Tag Line 2: biofuel, logging, old growth, clearcut, clearfell, wood-chipping, world heritage, carbon sinks, forest peace deal, environmental protest

Tuesday, 8 January 2013

Saints and Sustainability

Shortly before Christmas I gave a public lecture at the Cathedral on environmental values, deep ecology, creation care and sustainability. The talk considers where the notion of inherent or intrinsic value comes from, how it has played out in Western Civilisation, and where we are positioned currently.

The lecture is too long to repeat the whole text but the text, video and audio can be found here:


Click on the link or paste into your web browser.

Following is some introductory text from the talk, and some key Bible passages for reference.


I am a Christian environmentalist, and until recently a Green voter. While I am now in the season of family life I was at the pointy end of the environmental struggle in Tasmania for much of the 1990’s.  It was such a strange experience that I wrote a book about that and other things.  It’s called Finding Home.  It looks like this, and you can purchase a copy through Fullers, the Hobart Bookshop, Amazon, or Barnes&Noble.
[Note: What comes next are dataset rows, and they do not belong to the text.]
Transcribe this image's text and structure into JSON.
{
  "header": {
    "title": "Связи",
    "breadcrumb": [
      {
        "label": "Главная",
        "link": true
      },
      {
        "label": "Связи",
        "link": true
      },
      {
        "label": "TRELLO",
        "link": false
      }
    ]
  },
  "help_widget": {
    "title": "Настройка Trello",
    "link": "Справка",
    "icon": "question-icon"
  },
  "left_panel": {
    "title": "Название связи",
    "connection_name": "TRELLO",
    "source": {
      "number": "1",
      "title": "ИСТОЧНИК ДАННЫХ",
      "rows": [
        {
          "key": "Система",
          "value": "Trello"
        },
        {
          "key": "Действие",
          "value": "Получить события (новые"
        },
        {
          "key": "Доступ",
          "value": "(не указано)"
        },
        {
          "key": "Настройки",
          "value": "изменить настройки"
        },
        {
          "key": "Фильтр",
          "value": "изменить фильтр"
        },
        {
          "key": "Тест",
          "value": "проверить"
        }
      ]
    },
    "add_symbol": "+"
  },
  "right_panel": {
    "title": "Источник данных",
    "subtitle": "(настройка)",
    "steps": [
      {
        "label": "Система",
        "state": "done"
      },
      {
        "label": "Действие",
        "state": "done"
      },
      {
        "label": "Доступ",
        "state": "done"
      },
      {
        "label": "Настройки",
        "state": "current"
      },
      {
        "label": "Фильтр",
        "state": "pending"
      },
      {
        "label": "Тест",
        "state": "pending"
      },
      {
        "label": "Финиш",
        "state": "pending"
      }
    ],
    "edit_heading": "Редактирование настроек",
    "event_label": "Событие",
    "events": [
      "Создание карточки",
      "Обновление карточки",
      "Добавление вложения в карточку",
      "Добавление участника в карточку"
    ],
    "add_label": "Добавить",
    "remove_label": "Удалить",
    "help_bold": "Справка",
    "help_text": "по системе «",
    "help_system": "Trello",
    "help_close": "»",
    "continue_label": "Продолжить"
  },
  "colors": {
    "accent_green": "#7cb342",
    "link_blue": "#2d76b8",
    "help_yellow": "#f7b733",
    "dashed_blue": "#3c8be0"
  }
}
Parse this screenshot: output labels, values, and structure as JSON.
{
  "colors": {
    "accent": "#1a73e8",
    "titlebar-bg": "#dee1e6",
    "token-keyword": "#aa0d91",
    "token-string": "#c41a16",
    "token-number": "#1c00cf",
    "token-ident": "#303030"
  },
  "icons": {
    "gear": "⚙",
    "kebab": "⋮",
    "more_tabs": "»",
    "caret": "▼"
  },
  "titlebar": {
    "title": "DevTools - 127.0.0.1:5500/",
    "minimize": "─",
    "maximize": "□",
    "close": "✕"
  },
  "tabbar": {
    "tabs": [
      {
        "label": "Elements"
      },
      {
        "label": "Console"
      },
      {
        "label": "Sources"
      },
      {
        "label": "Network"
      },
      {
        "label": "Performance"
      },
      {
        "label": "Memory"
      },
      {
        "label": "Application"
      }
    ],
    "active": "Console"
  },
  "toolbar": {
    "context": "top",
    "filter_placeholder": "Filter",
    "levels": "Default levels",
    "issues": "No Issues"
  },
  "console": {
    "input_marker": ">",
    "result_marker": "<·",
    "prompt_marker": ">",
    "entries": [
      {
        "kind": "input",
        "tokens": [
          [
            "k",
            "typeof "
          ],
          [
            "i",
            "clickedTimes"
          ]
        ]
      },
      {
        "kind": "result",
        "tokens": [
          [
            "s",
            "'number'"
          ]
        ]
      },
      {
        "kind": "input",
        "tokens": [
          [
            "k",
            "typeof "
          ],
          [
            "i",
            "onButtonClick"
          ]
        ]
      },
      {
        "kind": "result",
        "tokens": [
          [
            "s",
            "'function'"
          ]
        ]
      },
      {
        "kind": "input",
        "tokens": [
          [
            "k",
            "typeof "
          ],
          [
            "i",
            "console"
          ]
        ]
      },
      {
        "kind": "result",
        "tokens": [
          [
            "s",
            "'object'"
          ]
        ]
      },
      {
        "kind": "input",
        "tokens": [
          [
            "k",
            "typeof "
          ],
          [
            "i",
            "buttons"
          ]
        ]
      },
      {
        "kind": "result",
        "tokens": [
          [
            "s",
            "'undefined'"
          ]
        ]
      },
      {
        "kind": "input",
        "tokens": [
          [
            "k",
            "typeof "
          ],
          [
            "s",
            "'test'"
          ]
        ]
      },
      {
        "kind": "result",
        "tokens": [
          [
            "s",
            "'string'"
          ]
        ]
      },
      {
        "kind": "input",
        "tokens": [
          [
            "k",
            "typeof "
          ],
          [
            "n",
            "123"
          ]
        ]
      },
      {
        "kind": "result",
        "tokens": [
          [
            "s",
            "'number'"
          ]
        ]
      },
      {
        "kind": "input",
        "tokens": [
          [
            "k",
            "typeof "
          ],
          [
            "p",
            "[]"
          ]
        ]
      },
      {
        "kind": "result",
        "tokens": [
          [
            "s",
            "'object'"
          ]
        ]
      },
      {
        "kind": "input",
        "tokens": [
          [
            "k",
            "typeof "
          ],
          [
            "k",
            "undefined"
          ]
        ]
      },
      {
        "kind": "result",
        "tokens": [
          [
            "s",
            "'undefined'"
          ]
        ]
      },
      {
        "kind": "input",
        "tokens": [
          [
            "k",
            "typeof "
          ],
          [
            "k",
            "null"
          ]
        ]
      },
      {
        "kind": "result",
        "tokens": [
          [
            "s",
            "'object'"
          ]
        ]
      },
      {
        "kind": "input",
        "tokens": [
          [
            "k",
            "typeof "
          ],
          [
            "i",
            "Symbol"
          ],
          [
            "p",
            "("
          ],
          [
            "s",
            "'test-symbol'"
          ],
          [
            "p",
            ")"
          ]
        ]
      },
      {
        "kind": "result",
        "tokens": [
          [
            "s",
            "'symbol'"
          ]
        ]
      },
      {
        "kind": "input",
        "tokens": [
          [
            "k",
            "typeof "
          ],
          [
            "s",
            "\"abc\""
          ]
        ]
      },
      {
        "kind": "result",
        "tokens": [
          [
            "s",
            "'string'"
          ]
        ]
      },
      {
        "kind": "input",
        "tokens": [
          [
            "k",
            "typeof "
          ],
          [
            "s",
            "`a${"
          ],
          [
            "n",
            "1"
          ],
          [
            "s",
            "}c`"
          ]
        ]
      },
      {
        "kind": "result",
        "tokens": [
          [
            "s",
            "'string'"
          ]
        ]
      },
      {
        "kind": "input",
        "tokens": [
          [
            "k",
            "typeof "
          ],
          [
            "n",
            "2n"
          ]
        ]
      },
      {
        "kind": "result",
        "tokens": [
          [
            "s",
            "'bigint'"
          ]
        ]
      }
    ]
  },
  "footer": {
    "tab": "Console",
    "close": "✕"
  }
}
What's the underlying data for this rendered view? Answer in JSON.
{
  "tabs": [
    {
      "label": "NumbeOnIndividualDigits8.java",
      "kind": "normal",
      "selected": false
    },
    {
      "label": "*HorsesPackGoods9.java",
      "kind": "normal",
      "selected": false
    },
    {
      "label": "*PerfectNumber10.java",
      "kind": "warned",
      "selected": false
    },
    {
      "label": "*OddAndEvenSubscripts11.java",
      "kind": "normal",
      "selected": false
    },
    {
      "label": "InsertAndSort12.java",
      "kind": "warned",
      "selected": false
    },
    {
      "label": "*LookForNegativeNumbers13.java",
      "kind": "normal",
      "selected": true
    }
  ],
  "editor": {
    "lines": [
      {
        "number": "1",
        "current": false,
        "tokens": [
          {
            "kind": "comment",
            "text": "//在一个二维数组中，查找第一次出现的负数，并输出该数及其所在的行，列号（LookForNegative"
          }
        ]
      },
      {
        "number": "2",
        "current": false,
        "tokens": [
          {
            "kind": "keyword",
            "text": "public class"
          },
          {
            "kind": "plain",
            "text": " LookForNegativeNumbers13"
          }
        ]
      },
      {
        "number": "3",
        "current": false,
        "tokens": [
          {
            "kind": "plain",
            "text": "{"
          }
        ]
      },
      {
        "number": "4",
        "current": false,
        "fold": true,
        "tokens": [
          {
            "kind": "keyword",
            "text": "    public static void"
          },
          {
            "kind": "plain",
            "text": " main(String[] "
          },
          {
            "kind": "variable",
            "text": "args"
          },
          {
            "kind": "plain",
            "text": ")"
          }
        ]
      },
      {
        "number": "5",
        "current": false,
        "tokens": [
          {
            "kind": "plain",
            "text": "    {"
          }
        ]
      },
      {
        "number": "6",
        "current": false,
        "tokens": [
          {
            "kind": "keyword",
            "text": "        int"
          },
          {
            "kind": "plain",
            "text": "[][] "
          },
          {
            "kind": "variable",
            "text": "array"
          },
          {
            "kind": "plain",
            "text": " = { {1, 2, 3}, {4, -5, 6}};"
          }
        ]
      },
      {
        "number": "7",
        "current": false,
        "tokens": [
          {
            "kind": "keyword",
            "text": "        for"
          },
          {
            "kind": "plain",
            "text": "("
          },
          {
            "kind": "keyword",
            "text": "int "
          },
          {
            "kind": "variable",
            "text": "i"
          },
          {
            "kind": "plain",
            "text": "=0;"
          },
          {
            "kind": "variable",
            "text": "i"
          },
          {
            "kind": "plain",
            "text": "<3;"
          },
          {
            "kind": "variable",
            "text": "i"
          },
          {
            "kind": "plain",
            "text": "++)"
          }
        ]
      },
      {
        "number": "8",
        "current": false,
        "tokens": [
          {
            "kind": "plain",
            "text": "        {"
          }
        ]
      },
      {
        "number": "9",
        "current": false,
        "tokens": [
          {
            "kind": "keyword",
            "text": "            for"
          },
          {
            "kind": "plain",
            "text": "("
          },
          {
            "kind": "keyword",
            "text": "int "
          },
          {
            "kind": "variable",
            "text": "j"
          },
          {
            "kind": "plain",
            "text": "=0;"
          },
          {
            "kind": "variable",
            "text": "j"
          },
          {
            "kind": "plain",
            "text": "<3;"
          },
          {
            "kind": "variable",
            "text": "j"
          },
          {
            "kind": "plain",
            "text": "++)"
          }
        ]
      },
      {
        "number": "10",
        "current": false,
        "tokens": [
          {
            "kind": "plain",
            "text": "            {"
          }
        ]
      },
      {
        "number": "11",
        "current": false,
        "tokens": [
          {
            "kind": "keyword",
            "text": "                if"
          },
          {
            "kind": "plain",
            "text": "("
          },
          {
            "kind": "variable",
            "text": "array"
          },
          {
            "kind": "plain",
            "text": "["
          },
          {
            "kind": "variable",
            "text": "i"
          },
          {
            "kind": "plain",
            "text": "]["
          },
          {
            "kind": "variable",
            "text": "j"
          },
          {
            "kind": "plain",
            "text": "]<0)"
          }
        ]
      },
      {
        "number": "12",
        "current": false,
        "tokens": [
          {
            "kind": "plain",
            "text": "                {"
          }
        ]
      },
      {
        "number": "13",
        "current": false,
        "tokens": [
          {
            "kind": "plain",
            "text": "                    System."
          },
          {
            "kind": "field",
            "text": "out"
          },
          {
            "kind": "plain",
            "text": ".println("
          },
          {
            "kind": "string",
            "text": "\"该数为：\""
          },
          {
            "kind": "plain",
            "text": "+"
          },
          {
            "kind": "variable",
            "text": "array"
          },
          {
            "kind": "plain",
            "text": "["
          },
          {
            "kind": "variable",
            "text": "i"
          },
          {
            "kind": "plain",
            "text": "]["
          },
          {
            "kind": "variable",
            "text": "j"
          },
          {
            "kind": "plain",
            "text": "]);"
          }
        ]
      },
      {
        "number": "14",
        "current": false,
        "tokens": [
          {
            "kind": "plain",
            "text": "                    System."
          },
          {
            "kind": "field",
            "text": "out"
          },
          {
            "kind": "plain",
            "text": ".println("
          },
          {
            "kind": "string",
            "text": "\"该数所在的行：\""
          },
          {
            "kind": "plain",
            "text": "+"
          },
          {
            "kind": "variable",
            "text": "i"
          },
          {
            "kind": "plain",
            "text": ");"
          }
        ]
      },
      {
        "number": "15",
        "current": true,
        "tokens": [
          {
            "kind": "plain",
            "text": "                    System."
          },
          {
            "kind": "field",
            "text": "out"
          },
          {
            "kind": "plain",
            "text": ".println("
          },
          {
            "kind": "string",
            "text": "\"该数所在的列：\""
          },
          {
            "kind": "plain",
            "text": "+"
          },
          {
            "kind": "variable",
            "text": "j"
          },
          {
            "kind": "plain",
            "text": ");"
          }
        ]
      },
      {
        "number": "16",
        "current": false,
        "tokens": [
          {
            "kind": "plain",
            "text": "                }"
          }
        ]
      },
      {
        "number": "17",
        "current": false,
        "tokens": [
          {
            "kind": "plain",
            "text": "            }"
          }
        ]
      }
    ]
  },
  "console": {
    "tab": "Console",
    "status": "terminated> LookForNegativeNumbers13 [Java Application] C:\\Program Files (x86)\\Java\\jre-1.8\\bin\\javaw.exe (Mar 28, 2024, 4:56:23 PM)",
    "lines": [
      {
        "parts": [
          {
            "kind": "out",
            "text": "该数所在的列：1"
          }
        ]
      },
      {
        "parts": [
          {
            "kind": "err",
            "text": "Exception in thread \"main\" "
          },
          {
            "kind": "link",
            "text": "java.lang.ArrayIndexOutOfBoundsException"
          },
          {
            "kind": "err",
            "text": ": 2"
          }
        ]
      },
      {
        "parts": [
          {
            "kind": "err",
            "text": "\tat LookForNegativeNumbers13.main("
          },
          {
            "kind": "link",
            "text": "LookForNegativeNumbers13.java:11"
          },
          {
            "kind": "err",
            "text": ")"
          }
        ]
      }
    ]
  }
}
What made the experience strange was that I lived in two camps, one evangelical and one environmentalist. 

I found most Christians, at least the evangelicals I encountered, were hostile to the environmental movement.  It was seen as a distraction from saving souls at best and idolatry and nature worship at worst.  Civil disobedience was frowned upon or seen as rebellion and therefore sinful - a sign perhaps of being socially maladjusted.

For their part many if not most environmentalists were hostile to Christianity – certainly the evangelical brand that I came from.  In short, Christianity was blamed for modernity which was seen as the cause of our over exploitation of the earth.  More importantly perhaps, Christianity was blamed for a set of values that places man at the centre and ascribes value to nature only to the extent that it can be exploited for human use.  In other words, Christianity denies any intrinsic value in nature.  This, it is claimed, has led to unrestrained exploitation of the natural world and the current ecological crisis.

Now I could cite a bunch of proof texts to argue for a Biblical environmental ethic, but I am going to take that as a given.  I want to examine the above critiques from the point of view of where value comes from, and look at how the notion of inherent value has and continues to change the world…..

Some Bible Passages:

Genesis chapters 1 and 2 – God declares all creation as good before humans come on the scene.

Genesis chapter 9 verses 9-17 – Post flood God makes a covenant with all creation.

Job – There are numerous passages in which God boasts about creation

Exodus chapter 23 verses 10-12 – Gleanings were left for the poor and for the wild animals. Every seventh year the land was to lie fallow, and all beasts of burden must rest on the seventh day of the week.

Leviticus chapter 25 verses 4-7 – repeats the command to leave the land fallow every seventh year. “You may eat what the land yields during its Sabbath…for your livestock also, and for the wild animals in your land all its yield shall be for food.”

Romans chapter 1 verse 20 – “Ever since the creation of the world His eternal power and divine nature, invisible though they are, have been understood and seen through the things he has made…”

Revelation chapter 11 verse 18 – “The nations raged but your wrath has come, and the time for judging the dead, for rewarding your servants, the prophets and the saints and all who fear your name, both small and great, and for destroying those who destroy the earth.”